SALT - Motzaei Shabbat, September 26, 2020

  • Rav David Silverberg

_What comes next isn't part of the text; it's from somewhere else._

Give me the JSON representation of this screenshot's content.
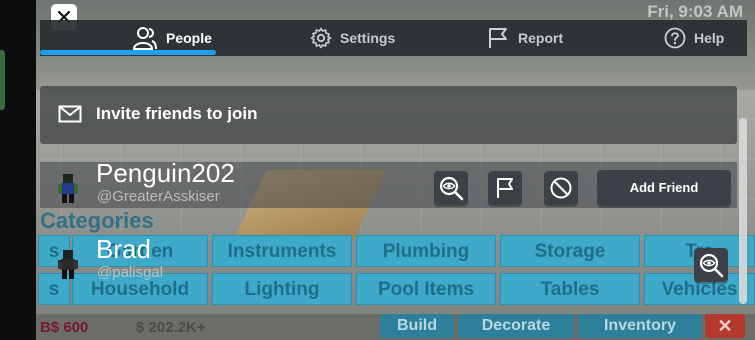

            In the first chapter of Sefer Yeshayahu, the prophet excoriates the people for their wrongdoing, and then urges, “Wash yourselves; cleanse yourselves; remove the evil of your deeds from before My eyes; cease wrongdoing; learn well; seek justice; aid the oppressed; judge on behalf of the orphan; wage the fight of the widow; go now…” (Yeshayahu 1:16-18). 
 
            Rashi (1:16) comments that the prophet here presents ten different admonitions, corresponding to the Aseret Yemei Teshuva – the Ten Days of Repentance, from Rosh Hashanah through Yom Kippur.  Somehow, Yeshayahu’s prophecy in this chapter is associated with the process that we are to undertake during this special period of introspection and repentance.
 
            One explanation for this connection, perhaps, may relate to the context in which this prophecy was delivered to the people.  Yeshayahu describes the woeful state of the Judean Kingdom at the time, lamenting, “Your land is desolate, your cities are burned by fire, your ground – foreigners consume it in front of your eyes” (1:7).  The country has been overrun by enemies and destroyed to the point where “the Daughter of Zion [Jerusalem] is left as a hut in a vineyard” – a lone, small, feeble structure in an otherwise deserted landscape.  The Radak (1:8) explains that this refers to the period of King Chizkiyahu, when the kingdom was nearly annihilated by the Assyrian Empire.  As we read in Sefer Melakhim II (chapter 18-19), the Assyrian army, led by King Sancheiriv, conquered all the cities in Judea, and then besieged Jerusalem.  The Assyrians would have completed their conquest of Judea if not for a miraculous plague which God brought upon the soldiers as they slept outside Jerusalem’s walls.  And thus when Yeshayahu bemoans the sorry state of the kingdom, which was largely desolate, except for its capital city, this refers to the time of King Chizkiyahu.
 
            This historical perspective sheds an entirely new light on Yeshayahu’s prophecy.  King Chizkiyahu had led a successful campaign of spiritual renewal in the kingdom, after his father, King Achaz, had abandoned the service of God, closing the Beit Ha-mikdash and institutionalizing idolatry (Melakhim II 16, 18).  Chizkiyahu restored the service in the Beit Ha-mikdash, and the Gemara (Sanhedrin 94b) speaks of how Chizkiyahu revitalized Torah study in the kingdom, to the point where every man, woman and child was proficient in the most complex, intricate areas of Halakha.  Yet, at least according to the Radak, it was specifically during this period of religious renewal that Yeshayahu harshly condemns the people, calling them “a sinful nation, a people heavy in sin, evil offspring, corrupt children” who have “abandoned the Lord, angered the Sacred One of Israel” (1:4).  And he laments, “How did the faithful city [Jerusalem] become a harlot?!” (1:21).  The reason, as Yeshayahu makes clear in this prophecy, is that the people renewed their devotion to religious ritual, but acted unethically.  He speaks of the people offering large numbers of robust sacrifices (1:11-13) and praying (1:15), but charges that they committed murder (1:21) and traded with counterfeit money and flawed merchandise (1:22).  Yeshayahu describes the leaders as corrupt thieves, who filled their pockets rather than assist the downtrodden (1:23).  It seems that the excitement of the spiritual reawakening led the people to over focus on ritual, neglecting their more basic, elementary ethical responsibilities.  Their enthusiasm for sacrifices and prayer resulted in a disregard for morals and kindness.  They saw themselves as righteous and devoted – particularly in comparison with the previous generation – but in truth, they were evil, greedy and corrupt.
 
            With this background, we might perhaps revisit Rashi’s comment viewing Yeshayahu’s plea for repentance in this prophecy as a model for our repentance during the Aseret Yemei Teshuva.  Introspection requires us to unearth the flaws in our characters and conduct which we do normally see, to leave the comfort of complacency and feel – to some extent – uneasy and uncomfortable with ourselves.  We normally live with a sense of self-confidence and self-assurance, proud of our good deeds and good habits.  This feeling is warranted and even important for us to experience joy, fulfillment and self-esteem.  During this time of year, however, we are expected to call to ourselves the way Yeshayahu called to the people during the time of Chizkiyahu, to ask ourselves whether perhaps we feel overly confident, overly secure and overly proud.  We are to rattle our sense of self-assurance the way Yeshayahu rattled the people of his time, identifying flaws of which we might have been unaware, or which we might have denied, and do what we can to try to correct them.